Bryan Price’s sudden retirement came as a shock. Price is highly regarded as one of the better pitching coaches in baseball. No one could’ve saved the Phillies bullpen, so it’s hard to fault Price there. But it’s fair to argue that Zach Eflin is the only Phillies pitcher who showed a noticeable improvement under Price. Regardless, the Phillies now have to look for a replacement to help their inconsistent pitching staff.
Fill out Rotation
On that note, the Phillies currently only have three starting pitchers locked in for 2021. Aaron Nola, Zack Wheeler, and Eflin are the three whose spots are safe. Spencer Howard will in all likelihood however be given a rotation spot and a chance to show progress in a (hopefully) normal Spring Training. Jake Arrieta is a free agent and it would be a shocker for him to come back. Vince Velasquez definitely should not be given a rotation spot and isn’t even necessarily a lock to be on the roster.
All of that means that the Phillies need at least one starting pitcher, preferably two as insurance for if Howard struggles. The starting pitching free agent class is pretty weak overall but does have a host of back end rotation options. Adonis Medina is one internal name who could be given a chance after a strong debut, but he will most likely start as minor league depth.
Figure out the Infield
Didi Gregorious is a free agent which leaves the Phillies without a starting shortstop on paper.
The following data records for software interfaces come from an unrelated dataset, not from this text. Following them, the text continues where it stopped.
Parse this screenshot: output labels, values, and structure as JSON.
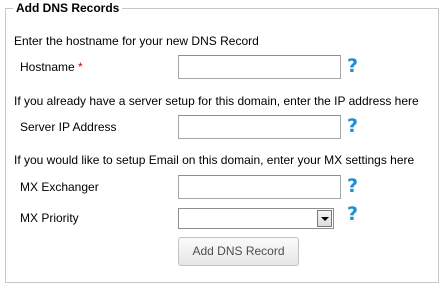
{
  "panel": {
    "title": "Add DNS Records"
  },
  "sections": {
    "hostname_intro": "Enter the hostname for your new DNS Record",
    "ip_intro": "If you already have a server setup for this domain, enter the IP address here",
    "email_intro": "If you would like to setup Email on this domain, enter your MX settings here"
  },
  "fields": {
    "hostname": {
      "label": "Hostname",
      "required_marker": "*",
      "value": ""
    },
    "server_ip": {
      "label": "Server IP Address",
      "value": ""
    },
    "mx_exchanger": {
      "label": "MX Exchanger",
      "value": ""
    },
    "mx_priority": {
      "label": "MX Priority",
      "selected": ""
    }
  },
  "help": {
    "glyph": "?"
  },
  "buttons": {
    "submit_label": "Add DNS Record"
  },
  "colors": {
    "help_icon": "#1d8fd1",
    "required_marker": "#cc0000",
    "border": "#c7c7c7"
  }
}
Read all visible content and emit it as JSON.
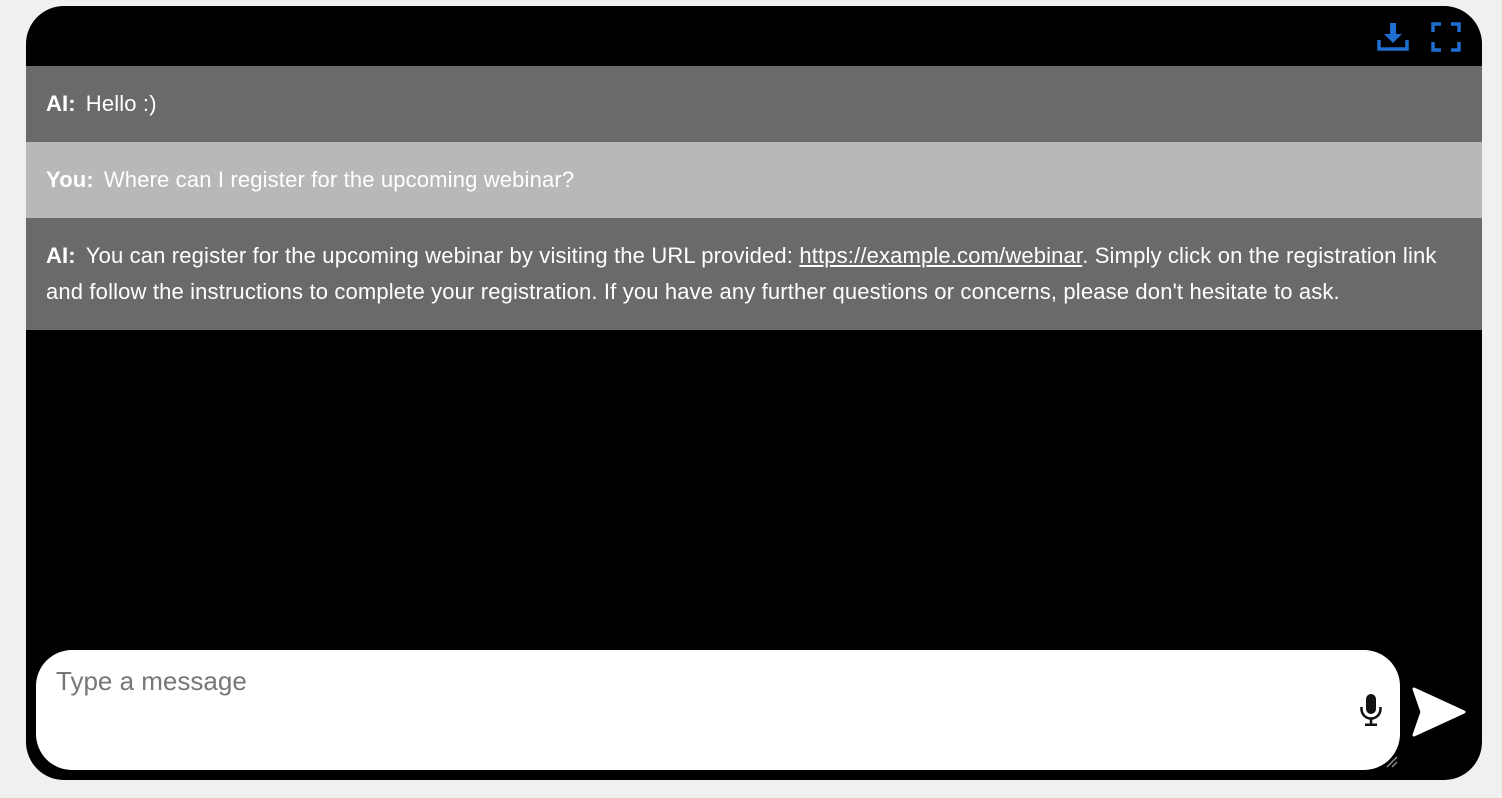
{
  "header": {
    "download_icon": "download-icon",
    "fullscreen_icon": "fullscreen-icon",
    "accent_color": "#1f6fd1"
  },
  "messages": [
    {
      "role": "ai",
      "sender": "AI:",
      "text": "Hello :)"
    },
    {
      "role": "user",
      "sender": "You:",
      "text": "Where can I register for the upcoming webinar?"
    },
    {
      "role": "ai",
      "sender": "AI:",
      "text_before": "You can register for the upcoming webinar by visiting the URL provided: ",
      "link": "https://example.com/webinar",
      "text_after": ". Simply click on the registration link and follow the instructions to complete your registration. If you have any further questions or concerns, please don't hesitate to ask."
    }
  ],
  "composer": {
    "placeholder": "Type a message",
    "value": "",
    "mic_icon": "microphone-icon",
    "send_icon": "send-icon"
  },
  "colors": {
    "window_bg": "#000000",
    "ai_bubble": "#6a6a6a",
    "user_bubble": "#b8b8b8",
    "page_bg": "#f0f0f0"
  }
}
Of course, they could resign Gregorious but that is not very likely as of this moment. Scott Kingery is the most likely candidate to occupy the spot but he had his own struggles at the plate in 2020 after returning from a COVID-19 diagnosis. It’s unlikely the Phillies look outside the organization here, so the safe bet is that Kingery is given the nod.
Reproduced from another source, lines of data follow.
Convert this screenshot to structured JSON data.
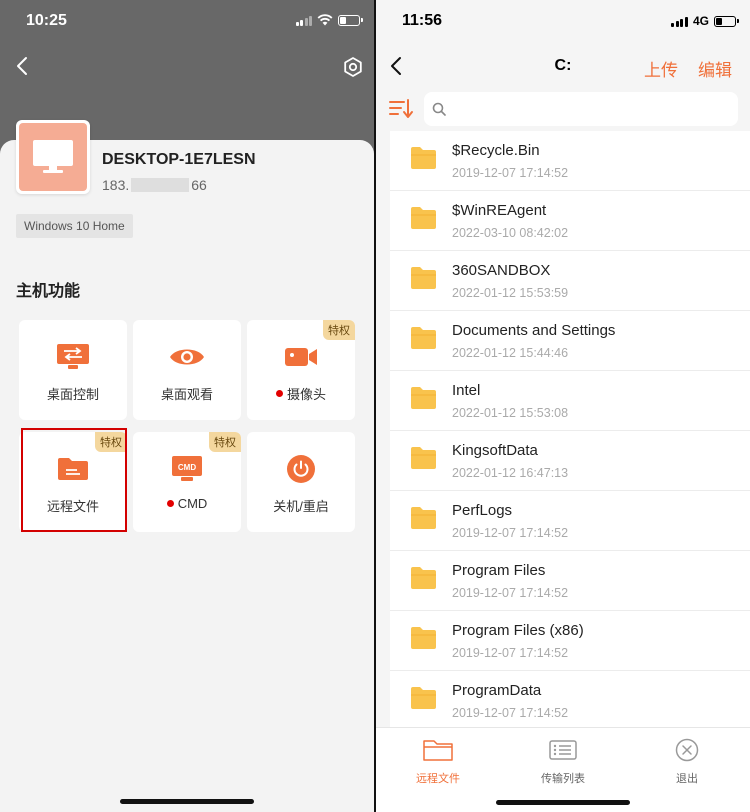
{
  "left": {
    "status_time": "10:25",
    "host_name": "DESKTOP-1E7LESN",
    "ip_prefix": "183.",
    "ip_suffix": "66",
    "os": "Windows 10 Home",
    "section_title": "主机功能",
    "badge_label": "特权",
    "tiles": [
      {
        "label": "桌面控制",
        "icon": "desktop-control-icon",
        "privileged": false,
        "dot": false
      },
      {
        "label": "桌面观看",
        "icon": "eye-icon",
        "privileged": false,
        "dot": false
      },
      {
        "label": "摄像头",
        "icon": "camera-icon",
        "privileged": true,
        "dot": true
      },
      {
        "label": "远程文件",
        "icon": "folder-icon",
        "privileged": true,
        "dot": false,
        "highlighted": true
      },
      {
        "label": "CMD",
        "icon": "cmd-icon",
        "privileged": true,
        "dot": true
      },
      {
        "label": "关机/重启",
        "icon": "power-icon",
        "privileged": false,
        "dot": false
      }
    ]
  },
  "right": {
    "status_time": "11:56",
    "network": "4G",
    "title": "C:",
    "upload_label": "上传",
    "edit_label": "编辑",
    "files": [
      {
        "name": "$Recycle.Bin",
        "date": "2019-12-07 17:14:52"
      },
      {
        "name": "$WinREAgent",
        "date": "2022-03-10 08:42:02"
      },
      {
        "name": "360SANDBOX",
        "date": "2022-01-12 15:53:59"
      },
      {
        "name": "Documents and Settings",
        "date": "2022-01-12 15:44:46"
      },
      {
        "name": "Intel",
        "date": "2022-01-12 15:53:08"
      },
      {
        "name": "KingsoftData",
        "date": "2022-01-12 16:47:13"
      },
      {
        "name": "PerfLogs",
        "date": "2019-12-07 17:14:52"
      },
      {
        "name": "Program Files",
        "date": "2019-12-07 17:14:52"
      },
      {
        "name": "Program Files (x86)",
        "date": "2019-12-07 17:14:52"
      },
      {
        "name": "ProgramData",
        "date": "2019-12-07 17:14:52"
      }
    ],
    "tabs": [
      {
        "label": "远程文件",
        "active": true
      },
      {
        "label": "传输列表",
        "active": false
      },
      {
        "label": "退出",
        "active": false
      }
    ]
  },
  "colors": {
    "accent": "#f0703a",
    "folder": "#f9c34d",
    "badge_bg": "#f4d79e",
    "highlight": "#d30000",
    "avatar": "#f5ac94"
  }
}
DH or no DH?
One thing that could throw a wrench into the Phillies plans is if MLB decides not to return with a universal DH. It was almost a foregone conclusion the DH was the new normal, but recently commissioner Rob Manfred has stated that there is a possibility it leaves. If it does, that leaves the Phillies with an interesting decision on Alec Bohm.
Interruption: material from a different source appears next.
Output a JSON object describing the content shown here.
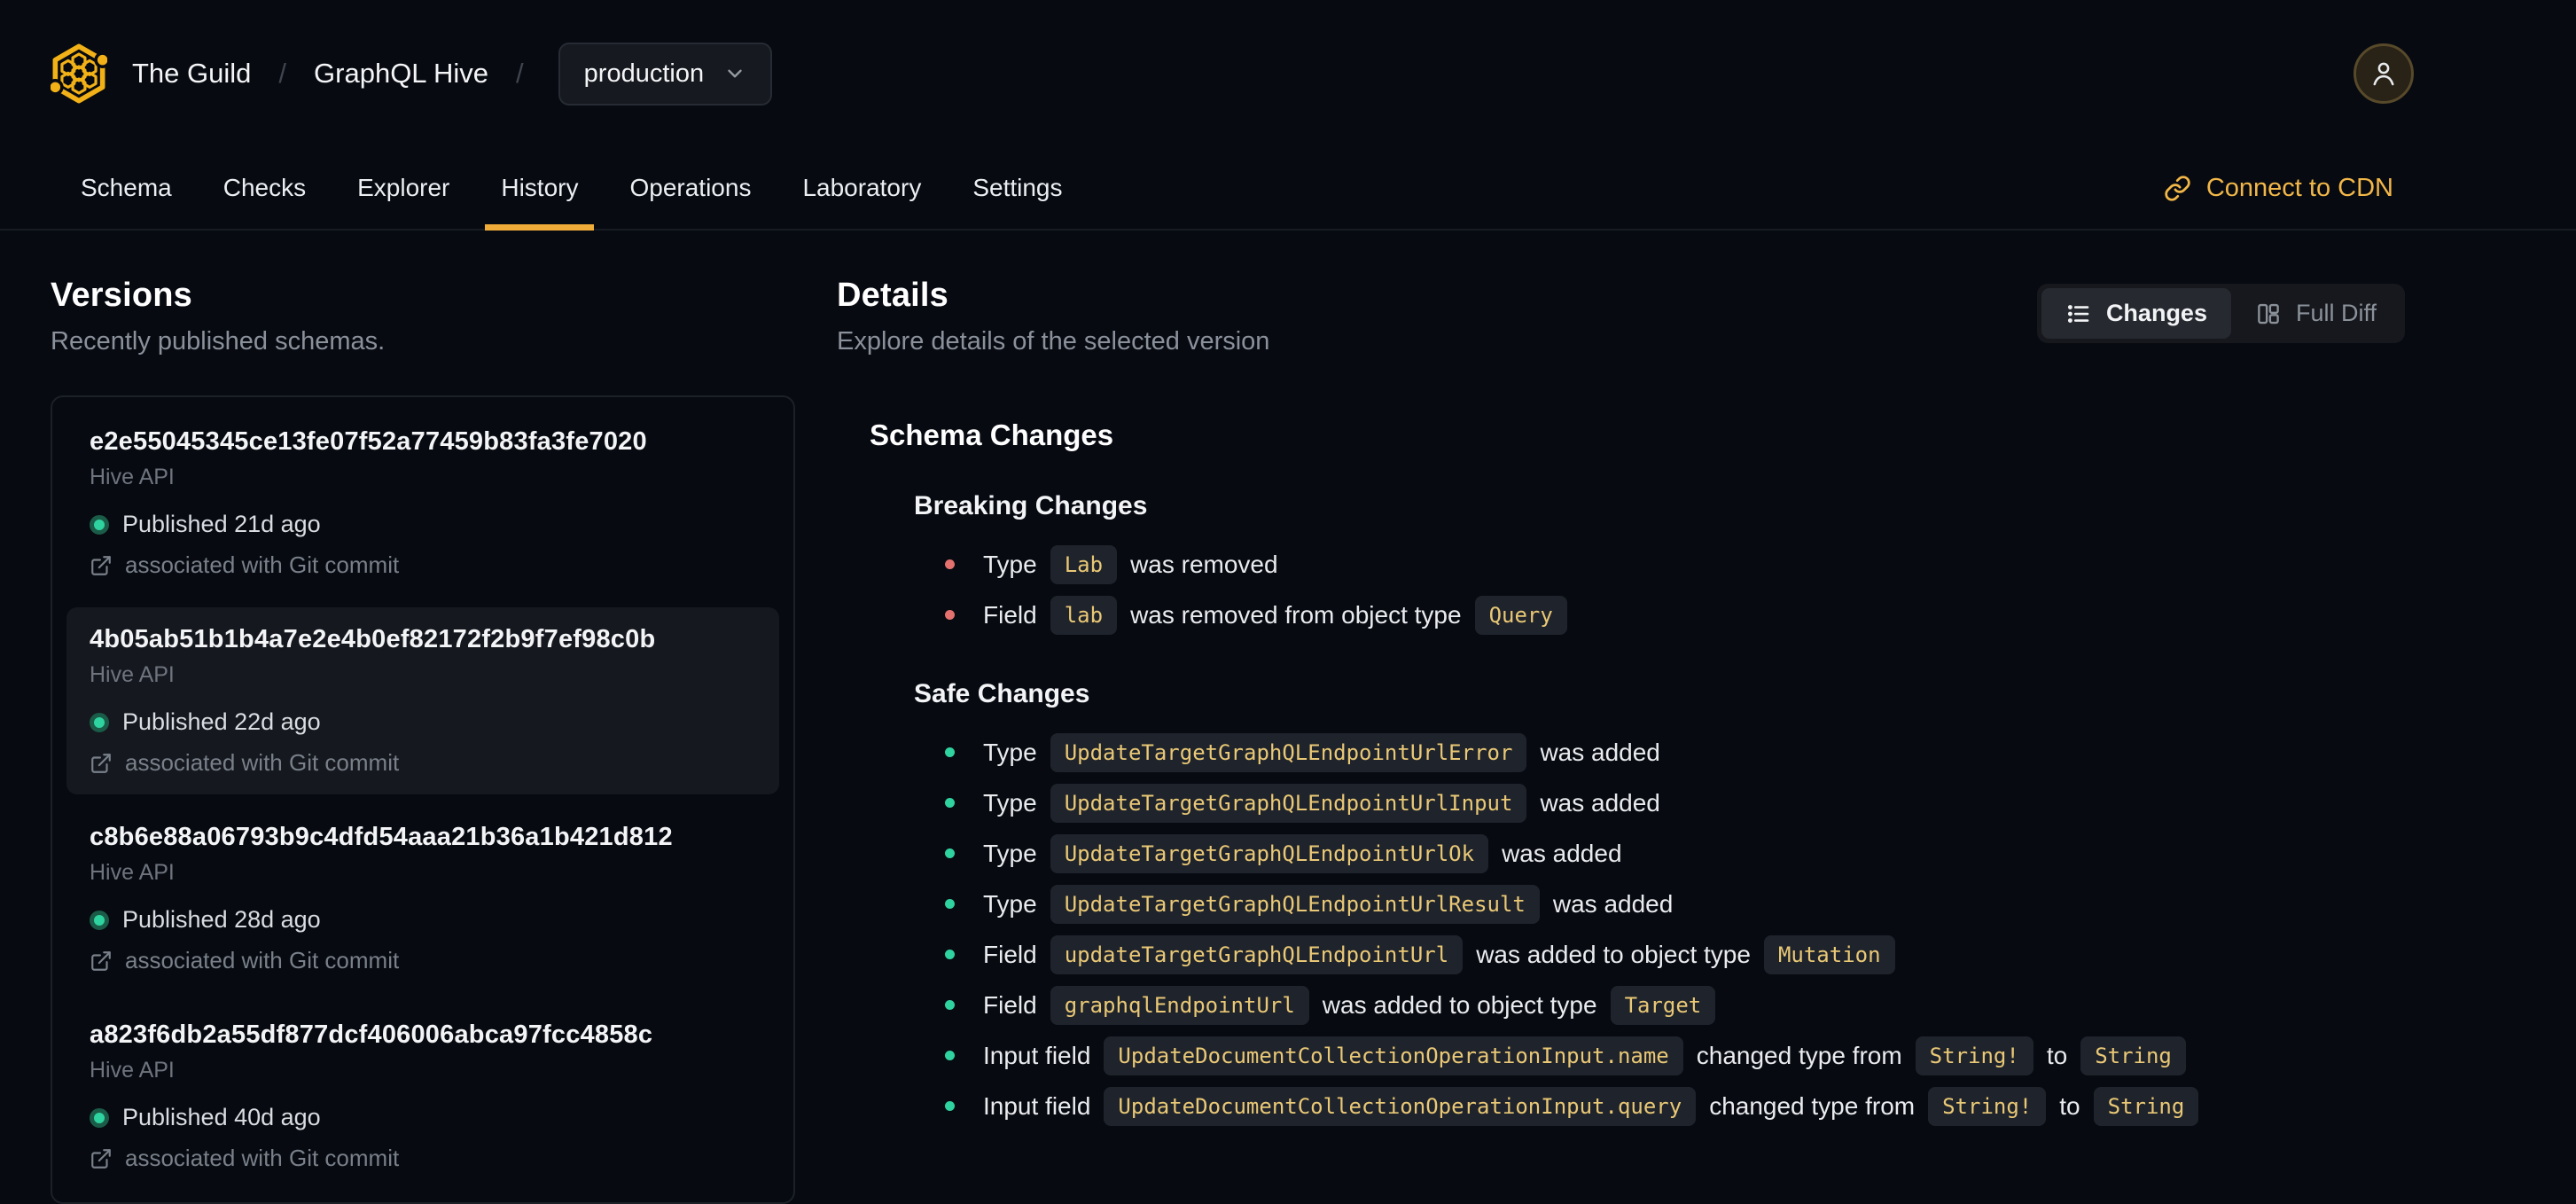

Bohm isn’t going anywhere. But, having the DH would allow both Bohm and Rhys Hoskins to play at the same time. It would also give the Phillies more flexibility if they decide to look for another bat to replace Gregorious. Bohm looked competent at third after some early struggles. There’s a chance he could stick there if the DH leaves. The Phillies would still most likely have some reservations at putting him there full time though.
Figure out center field
Center field was an underrated problem for the Phillies in 2020. Roman Quinn got the majority of playing time and didn’t do much with it despite playing in 41 of 60 games. Adam Haseley looked good in limited playing time, but for whatever reason manager Joe Girardi and the Phillies refused to play him against left handed pitching.
The Phillies need to upgrade from this platoon in 2021. They need to get more production, whether that be from outside the organization, giving Haseley the full time job, or putting Kingery back there. It was clear this combination simply wasn’t good enough in 2020.